What are epoxy adhesives or "epoxy glue?" Epoxy resins have been in use for decades in industries as diverse as marine, industrial, electrical and aerospace. Epoxies are very versatile adhesives that are suitable for many substrates. Epoxy adhesives tend to be low-odor, viscous liquids or pastes (although self-leveling liquids are available). They are usually packaged in dual cartridges containing two separate components in the unreacted state—one a resin and one a hardener. Different mix ratios may be specified depending on desired final physical properties, and in general the adhesives are less sensitive (compared to some chemistries) to slight variations in mix ratio.
Advantages to Using Epoxy Adhesives

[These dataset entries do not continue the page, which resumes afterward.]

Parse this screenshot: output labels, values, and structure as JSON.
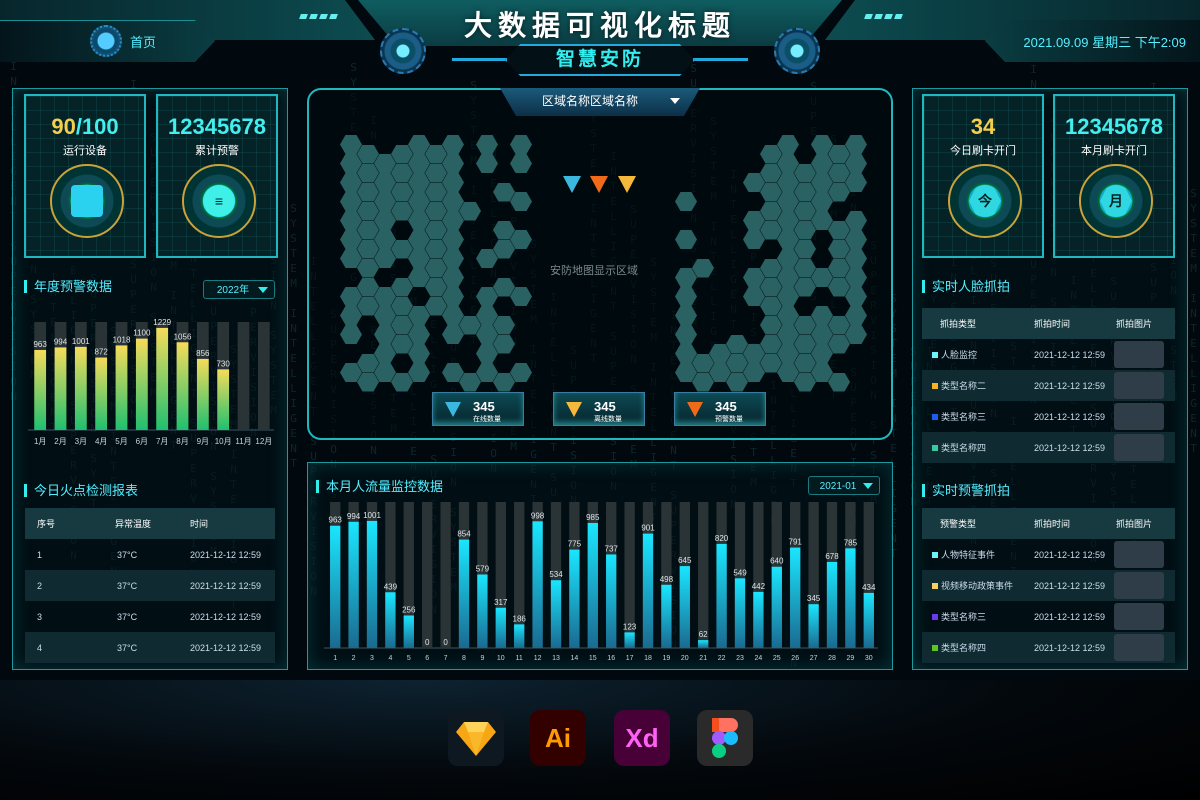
{
  "header": {
    "title": "大数据可视化标题",
    "subtitle": "智慧安防",
    "home_label": "首页",
    "datetime": "2021.09.09 星期三 下午2:09"
  },
  "stat_cards": [
    {
      "value_highlight": "90",
      "value_rest": "/100",
      "label": "运行设备",
      "icon": "cube-icon"
    },
    {
      "value_highlight": "",
      "value_rest": "12345678",
      "label": "累计预警",
      "icon": "lamp-icon"
    },
    {
      "value_highlight": "34",
      "value_rest": "",
      "label": "今日刷卡开门",
      "icon": "today-badge-icon",
      "glyph": "今"
    },
    {
      "value_highlight": "",
      "value_rest": "12345678",
      "label": "本月刷卡开门",
      "icon": "month-badge-icon",
      "glyph": "月"
    }
  ],
  "annual_warning": {
    "title": "年度预警数据",
    "year_select": "2022年"
  },
  "fire_report": {
    "title": "今日火点检测报表",
    "columns": [
      "序号",
      "异常温度",
      "时间"
    ],
    "rows": [
      [
        "1",
        "37°C",
        "2021-12-12 12:59"
      ],
      [
        "2",
        "37°C",
        "2021-12-12 12:59"
      ],
      [
        "3",
        "37°C",
        "2021-12-12 12:59"
      ],
      [
        "4",
        "37°C",
        "2021-12-12 12:59"
      ]
    ]
  },
  "map": {
    "region_select": "区域名称区域名称",
    "placeholder": "安防地图显示区域",
    "counters": [
      {
        "value": "345",
        "label": "在线数量",
        "color": "#3ab8e0"
      },
      {
        "value": "345",
        "label": "离线数量",
        "color": "#f5b83a"
      },
      {
        "value": "345",
        "label": "预警数量",
        "color": "#f06a1a"
      }
    ],
    "marker_colors": [
      "#3ab8e0",
      "#f06a1a",
      "#f5b83a"
    ]
  },
  "monthly_flow": {
    "title": "本月人流量监控数据",
    "month_select": "2021-01"
  },
  "face_capture": {
    "title": "实时人脸抓拍",
    "columns": [
      "抓拍类型",
      "抓拍时间",
      "抓拍图片"
    ],
    "rows": [
      {
        "type": "人脸监控",
        "color": "#6ef0f5",
        "time": "2021-12-12 12:59"
      },
      {
        "type": "类型名称二",
        "color": "#f5b320",
        "time": "2021-12-12 12:59"
      },
      {
        "type": "类型名称三",
        "color": "#1a5ef0",
        "time": "2021-12-12 12:59"
      },
      {
        "type": "类型名称四",
        "color": "#3ac8a0",
        "time": "2021-12-12 12:59"
      }
    ]
  },
  "warning_capture": {
    "title": "实时预警抓拍",
    "columns": [
      "预警类型",
      "抓拍时间",
      "抓拍图片"
    ],
    "rows": [
      {
        "type": "人物特征事件",
        "color": "#6ef0f5",
        "time": "2021-12-12 12:59"
      },
      {
        "type": "视频移动政策事件",
        "color": "#f5d060",
        "time": "2021-12-12 12:59"
      },
      {
        "type": "类型名称三",
        "color": "#6a3af0",
        "time": "2021-12-12 12:59"
      },
      {
        "type": "类型名称四",
        "color": "#5ac820",
        "time": "2021-12-12 12:59"
      }
    ]
  },
  "tools": [
    {
      "name": "sketch-icon",
      "label": ""
    },
    {
      "name": "illustrator-icon",
      "label": "Ai"
    },
    {
      "name": "xd-icon",
      "label": "Xd"
    },
    {
      "name": "figma-icon",
      "label": ""
    }
  ],
  "chart_data": [
    {
      "type": "bar",
      "title": "年度预警数据",
      "categories": [
        "1月",
        "2月",
        "3月",
        "4月",
        "5月",
        "6月",
        "7月",
        "8月",
        "9月",
        "10月",
        "11月",
        "12月"
      ],
      "values": [
        963,
        994,
        1001,
        872,
        1018,
        1100,
        1229,
        1056,
        856,
        730,
        null,
        null
      ],
      "ylim": [
        0,
        1300
      ],
      "xlabel": "",
      "ylabel": "",
      "grid": false
    },
    {
      "type": "bar",
      "title": "本月人流量监控数据",
      "categories": [
        "1",
        "2",
        "3",
        "4",
        "5",
        "6",
        "7",
        "8",
        "9",
        "10",
        "11",
        "12",
        "13",
        "14",
        "15",
        "16",
        "17",
        "18",
        "19",
        "20",
        "21",
        "22",
        "23",
        "24",
        "25",
        "26",
        "27",
        "28",
        "29",
        "30"
      ],
      "values": [
        963,
        994,
        1001,
        439,
        256,
        0,
        0,
        854,
        579,
        317,
        186,
        998,
        534,
        775,
        985,
        737,
        123,
        901,
        498,
        645,
        62,
        820,
        549,
        442,
        640,
        791,
        345,
        678,
        785,
        434
      ],
      "ylim": [
        0,
        1150
      ],
      "xlabel": "",
      "ylabel": "",
      "grid": false
    }
  ]
}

Epoxies offer long open times, which allows for repositioning and assembly of complex shapes, and are relatively unaffected by humidity while curing. They have excellent chemical resistance and good high temperature strength, being chemically stable up to 125°C (250°F) and some even to 200°C (400°F). They have high tensile strength. Their formulations can also be thermally and/or electrically conductive and flame retardant.
8 Uses for Bonding with Epoxies (Epoxy Substrates):

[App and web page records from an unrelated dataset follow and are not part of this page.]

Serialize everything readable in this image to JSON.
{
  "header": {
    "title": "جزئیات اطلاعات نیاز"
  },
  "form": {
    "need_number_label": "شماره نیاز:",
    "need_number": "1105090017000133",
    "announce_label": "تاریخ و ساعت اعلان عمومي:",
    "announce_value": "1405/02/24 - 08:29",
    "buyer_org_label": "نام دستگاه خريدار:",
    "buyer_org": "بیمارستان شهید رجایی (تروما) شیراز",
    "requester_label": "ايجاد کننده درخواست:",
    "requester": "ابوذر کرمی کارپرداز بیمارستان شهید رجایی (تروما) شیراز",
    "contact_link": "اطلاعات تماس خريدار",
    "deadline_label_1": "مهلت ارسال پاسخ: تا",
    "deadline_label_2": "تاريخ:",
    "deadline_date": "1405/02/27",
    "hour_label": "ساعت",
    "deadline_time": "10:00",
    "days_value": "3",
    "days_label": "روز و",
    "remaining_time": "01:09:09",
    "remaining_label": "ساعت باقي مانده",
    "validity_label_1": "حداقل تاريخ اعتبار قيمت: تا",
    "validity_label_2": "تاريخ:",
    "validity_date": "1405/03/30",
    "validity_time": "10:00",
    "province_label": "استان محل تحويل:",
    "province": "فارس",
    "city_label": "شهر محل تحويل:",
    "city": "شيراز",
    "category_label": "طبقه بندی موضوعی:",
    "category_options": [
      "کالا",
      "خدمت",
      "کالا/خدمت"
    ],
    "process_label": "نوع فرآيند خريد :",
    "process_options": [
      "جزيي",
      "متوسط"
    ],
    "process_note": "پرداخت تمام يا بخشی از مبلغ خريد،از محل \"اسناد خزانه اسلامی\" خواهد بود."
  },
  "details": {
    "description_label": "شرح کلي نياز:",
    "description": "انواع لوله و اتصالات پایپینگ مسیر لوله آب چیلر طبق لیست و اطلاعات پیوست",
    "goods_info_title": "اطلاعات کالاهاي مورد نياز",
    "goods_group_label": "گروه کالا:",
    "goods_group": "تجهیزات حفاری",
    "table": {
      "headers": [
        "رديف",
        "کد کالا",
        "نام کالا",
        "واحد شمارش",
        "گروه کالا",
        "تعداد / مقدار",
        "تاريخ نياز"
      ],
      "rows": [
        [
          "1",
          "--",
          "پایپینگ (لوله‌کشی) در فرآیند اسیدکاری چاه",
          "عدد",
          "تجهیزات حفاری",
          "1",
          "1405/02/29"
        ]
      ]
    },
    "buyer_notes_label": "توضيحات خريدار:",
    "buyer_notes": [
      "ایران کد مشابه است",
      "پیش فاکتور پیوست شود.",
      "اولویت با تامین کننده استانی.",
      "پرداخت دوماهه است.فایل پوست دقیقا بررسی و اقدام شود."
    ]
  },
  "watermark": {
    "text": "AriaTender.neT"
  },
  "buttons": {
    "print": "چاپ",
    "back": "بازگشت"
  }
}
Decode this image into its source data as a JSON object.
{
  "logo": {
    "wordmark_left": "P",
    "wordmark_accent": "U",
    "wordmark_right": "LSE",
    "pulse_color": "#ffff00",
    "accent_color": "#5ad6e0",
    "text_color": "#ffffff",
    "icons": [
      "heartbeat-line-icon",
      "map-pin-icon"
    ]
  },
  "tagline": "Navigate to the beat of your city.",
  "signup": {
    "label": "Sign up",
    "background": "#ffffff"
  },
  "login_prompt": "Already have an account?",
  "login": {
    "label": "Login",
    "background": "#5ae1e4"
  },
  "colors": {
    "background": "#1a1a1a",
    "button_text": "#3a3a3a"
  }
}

- Plastics: Thermoplastic Polyurethane (TPU) & Thermoplastic Elastomer (TPE)
- Prepared Metals
- Bare Metals
4 Things to Know About Epoxy Adhesives:
- Epoxy-based structural adhesives adhere to the widest variety of materials, including bare metals, prepared metals, plastics, composites, concrete, wood, rubber and foam.
- The final properties of epoxy adhesives develop within 24 hours at room temperature, but their cure rates can be accelerated dramatically with heat.
- Epoxies have relatively low elongation and are often considered rigid (stiff/not flexible) in comparison to acrylics and urethanes.
- Storing epoxy adhesives are easy and should be kept at room temperature. If stored in a cooler location, you will need to let the product come to room temperature before dispensing.